**DIRECTIONS:** Below are records; work out how many of their lines contain the word "title" and reply with the number only.

**DATASET EXTRACT:**
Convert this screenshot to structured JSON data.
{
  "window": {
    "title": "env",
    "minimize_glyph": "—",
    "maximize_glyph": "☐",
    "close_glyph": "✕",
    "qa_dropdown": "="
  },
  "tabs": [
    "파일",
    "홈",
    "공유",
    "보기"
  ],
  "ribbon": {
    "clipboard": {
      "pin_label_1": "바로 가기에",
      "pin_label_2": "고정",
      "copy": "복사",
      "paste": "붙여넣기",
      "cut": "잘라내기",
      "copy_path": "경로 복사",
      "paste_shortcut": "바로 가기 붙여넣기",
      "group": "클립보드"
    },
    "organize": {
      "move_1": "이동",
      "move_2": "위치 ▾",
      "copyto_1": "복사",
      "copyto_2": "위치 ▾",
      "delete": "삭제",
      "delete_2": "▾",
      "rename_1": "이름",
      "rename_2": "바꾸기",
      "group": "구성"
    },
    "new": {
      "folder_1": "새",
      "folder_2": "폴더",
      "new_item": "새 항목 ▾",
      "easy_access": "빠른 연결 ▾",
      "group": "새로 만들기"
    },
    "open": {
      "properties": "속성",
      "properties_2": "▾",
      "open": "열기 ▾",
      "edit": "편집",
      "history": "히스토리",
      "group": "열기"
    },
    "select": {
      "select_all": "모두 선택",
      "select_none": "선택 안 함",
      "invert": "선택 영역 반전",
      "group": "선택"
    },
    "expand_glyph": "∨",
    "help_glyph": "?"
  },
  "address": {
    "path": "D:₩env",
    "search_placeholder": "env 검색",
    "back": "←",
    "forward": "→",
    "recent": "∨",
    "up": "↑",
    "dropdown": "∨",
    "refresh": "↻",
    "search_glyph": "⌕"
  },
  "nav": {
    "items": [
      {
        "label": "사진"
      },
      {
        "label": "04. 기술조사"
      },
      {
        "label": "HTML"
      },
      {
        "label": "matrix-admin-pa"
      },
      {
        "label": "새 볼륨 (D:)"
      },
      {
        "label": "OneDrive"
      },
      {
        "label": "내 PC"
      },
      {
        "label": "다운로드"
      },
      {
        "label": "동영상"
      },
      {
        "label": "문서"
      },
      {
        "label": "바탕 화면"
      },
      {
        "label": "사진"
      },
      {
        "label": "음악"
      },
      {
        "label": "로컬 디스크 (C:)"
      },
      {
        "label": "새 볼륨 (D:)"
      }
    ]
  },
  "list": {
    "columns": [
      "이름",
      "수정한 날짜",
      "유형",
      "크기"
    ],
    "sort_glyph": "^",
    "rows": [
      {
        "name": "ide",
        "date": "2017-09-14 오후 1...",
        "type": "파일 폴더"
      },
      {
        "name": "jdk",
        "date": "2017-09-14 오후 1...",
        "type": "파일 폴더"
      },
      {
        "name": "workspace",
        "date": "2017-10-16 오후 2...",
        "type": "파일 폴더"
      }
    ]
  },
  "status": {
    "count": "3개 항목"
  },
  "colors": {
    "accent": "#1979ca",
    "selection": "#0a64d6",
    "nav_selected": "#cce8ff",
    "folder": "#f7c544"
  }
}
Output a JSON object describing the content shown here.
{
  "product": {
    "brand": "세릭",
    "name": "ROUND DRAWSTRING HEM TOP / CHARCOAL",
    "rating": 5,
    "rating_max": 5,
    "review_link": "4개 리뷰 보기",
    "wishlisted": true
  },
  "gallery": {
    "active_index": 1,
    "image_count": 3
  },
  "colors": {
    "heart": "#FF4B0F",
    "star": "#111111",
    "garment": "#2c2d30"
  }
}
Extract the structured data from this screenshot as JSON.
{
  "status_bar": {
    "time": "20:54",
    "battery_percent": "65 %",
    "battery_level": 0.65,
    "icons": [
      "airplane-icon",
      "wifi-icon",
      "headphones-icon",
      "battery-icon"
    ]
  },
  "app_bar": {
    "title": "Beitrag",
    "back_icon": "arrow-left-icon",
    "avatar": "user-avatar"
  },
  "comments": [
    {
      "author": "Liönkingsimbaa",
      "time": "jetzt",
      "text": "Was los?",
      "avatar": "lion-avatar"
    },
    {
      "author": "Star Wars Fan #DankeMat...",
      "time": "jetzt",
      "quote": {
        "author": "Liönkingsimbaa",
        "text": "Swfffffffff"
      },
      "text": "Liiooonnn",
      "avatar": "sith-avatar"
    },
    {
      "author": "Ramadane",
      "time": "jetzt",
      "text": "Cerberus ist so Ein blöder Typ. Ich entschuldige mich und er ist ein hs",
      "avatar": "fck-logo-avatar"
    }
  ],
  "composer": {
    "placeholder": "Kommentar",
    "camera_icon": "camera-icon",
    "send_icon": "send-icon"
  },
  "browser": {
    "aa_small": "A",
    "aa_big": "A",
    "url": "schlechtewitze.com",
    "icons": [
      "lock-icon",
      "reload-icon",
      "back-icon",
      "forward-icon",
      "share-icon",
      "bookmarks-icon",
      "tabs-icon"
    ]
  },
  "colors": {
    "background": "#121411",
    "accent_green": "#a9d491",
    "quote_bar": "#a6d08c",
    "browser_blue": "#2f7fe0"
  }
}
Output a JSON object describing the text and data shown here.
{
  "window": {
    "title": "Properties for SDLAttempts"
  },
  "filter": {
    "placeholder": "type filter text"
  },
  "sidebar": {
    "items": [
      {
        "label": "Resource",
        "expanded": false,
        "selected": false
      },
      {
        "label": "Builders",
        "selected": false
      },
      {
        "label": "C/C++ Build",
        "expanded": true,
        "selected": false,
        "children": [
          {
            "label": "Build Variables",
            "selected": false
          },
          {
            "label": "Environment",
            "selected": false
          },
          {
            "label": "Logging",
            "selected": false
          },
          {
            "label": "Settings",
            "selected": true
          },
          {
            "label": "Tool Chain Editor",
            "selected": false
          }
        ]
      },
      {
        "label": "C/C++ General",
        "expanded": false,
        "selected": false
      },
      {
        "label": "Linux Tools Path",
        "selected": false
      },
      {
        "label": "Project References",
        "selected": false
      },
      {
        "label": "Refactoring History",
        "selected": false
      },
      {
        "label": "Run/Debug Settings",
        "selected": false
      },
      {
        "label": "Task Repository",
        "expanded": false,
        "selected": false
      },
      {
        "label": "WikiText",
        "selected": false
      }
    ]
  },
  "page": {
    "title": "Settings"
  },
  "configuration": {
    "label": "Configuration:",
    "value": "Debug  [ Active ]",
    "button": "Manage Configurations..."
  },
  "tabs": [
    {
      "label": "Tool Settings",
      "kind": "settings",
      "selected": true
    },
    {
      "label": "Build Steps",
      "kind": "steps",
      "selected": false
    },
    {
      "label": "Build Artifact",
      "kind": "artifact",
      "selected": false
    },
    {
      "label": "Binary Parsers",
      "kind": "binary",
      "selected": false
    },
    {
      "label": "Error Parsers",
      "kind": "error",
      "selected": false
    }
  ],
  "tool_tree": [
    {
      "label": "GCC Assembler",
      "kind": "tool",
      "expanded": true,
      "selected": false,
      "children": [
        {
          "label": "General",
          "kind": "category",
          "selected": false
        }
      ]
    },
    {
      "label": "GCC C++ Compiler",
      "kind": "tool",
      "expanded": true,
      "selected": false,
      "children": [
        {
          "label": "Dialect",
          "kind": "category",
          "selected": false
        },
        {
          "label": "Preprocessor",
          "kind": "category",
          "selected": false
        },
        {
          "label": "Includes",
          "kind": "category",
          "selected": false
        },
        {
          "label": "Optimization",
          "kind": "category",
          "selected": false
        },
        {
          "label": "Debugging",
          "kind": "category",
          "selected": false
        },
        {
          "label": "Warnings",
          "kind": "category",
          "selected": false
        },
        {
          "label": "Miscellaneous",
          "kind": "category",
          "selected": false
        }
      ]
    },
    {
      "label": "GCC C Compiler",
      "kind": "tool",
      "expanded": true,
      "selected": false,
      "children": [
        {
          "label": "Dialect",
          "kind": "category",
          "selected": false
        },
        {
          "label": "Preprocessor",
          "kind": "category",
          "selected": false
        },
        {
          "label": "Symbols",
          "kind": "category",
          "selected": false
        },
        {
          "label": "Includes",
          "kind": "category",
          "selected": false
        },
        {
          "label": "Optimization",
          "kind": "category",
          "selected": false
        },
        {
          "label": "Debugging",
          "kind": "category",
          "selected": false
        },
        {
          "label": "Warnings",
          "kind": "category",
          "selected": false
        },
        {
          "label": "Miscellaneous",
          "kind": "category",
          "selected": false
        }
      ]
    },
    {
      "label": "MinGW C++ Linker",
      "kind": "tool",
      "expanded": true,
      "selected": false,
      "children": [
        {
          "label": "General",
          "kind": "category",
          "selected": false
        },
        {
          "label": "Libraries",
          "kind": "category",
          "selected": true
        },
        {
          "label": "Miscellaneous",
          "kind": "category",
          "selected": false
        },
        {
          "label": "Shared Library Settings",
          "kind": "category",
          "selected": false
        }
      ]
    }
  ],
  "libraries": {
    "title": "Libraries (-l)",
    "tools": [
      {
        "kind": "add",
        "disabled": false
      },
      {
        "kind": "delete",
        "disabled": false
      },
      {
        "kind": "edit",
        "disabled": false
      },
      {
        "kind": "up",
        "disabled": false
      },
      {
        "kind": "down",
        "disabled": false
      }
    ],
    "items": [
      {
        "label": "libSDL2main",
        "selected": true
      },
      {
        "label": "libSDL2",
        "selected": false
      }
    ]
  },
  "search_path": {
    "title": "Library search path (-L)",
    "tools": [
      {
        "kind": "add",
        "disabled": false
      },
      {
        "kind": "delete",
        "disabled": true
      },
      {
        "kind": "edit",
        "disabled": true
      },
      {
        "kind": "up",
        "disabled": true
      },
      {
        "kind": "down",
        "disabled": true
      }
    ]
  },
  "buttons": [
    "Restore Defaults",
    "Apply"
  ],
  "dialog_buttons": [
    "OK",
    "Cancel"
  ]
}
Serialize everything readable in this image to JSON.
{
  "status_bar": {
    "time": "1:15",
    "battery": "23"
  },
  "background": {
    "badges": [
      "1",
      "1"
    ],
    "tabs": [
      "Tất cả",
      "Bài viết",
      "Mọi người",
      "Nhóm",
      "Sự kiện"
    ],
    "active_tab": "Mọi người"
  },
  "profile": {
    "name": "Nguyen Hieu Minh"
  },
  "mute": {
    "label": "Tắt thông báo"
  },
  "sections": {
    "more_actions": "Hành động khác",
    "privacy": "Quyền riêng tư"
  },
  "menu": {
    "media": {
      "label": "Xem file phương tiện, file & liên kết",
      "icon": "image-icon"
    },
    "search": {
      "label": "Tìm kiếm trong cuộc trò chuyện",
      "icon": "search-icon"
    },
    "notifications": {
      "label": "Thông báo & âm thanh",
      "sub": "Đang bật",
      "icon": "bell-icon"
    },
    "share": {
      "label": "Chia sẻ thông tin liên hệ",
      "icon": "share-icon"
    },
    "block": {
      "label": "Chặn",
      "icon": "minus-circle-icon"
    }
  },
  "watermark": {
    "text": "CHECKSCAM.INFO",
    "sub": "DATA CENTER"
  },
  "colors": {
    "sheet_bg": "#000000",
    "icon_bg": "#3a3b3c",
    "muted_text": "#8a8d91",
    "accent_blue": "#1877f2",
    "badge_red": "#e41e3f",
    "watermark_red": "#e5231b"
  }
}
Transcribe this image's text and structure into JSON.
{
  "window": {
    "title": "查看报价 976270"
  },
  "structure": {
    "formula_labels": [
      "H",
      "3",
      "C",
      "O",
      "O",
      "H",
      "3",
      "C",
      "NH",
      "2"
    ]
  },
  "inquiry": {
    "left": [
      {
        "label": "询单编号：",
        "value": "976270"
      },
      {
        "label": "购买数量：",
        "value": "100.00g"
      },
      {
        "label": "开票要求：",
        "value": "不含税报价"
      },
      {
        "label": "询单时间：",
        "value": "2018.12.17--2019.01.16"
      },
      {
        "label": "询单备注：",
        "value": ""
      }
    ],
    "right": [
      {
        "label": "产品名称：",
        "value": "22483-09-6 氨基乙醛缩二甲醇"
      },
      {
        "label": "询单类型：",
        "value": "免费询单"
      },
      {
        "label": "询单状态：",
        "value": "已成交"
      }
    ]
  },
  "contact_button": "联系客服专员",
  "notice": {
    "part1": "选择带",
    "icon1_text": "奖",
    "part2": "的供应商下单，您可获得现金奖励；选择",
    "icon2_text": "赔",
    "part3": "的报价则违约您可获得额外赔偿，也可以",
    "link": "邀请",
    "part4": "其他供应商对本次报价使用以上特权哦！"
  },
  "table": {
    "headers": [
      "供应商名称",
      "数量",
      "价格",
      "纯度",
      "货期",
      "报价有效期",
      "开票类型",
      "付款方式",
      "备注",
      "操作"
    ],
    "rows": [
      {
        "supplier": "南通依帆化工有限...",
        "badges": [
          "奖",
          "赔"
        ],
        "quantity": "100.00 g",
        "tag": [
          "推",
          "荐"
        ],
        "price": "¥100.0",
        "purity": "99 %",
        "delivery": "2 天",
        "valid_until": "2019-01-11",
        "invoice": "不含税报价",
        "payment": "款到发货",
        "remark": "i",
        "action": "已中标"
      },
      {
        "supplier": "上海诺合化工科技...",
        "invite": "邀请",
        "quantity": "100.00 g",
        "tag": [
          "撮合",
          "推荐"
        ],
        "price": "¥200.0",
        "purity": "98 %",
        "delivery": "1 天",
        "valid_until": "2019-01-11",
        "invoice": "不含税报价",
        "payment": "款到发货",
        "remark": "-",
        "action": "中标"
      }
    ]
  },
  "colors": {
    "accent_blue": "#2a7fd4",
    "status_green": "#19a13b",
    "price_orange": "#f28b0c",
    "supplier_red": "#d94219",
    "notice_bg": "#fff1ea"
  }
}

**EXPECTED ANSWER:** 7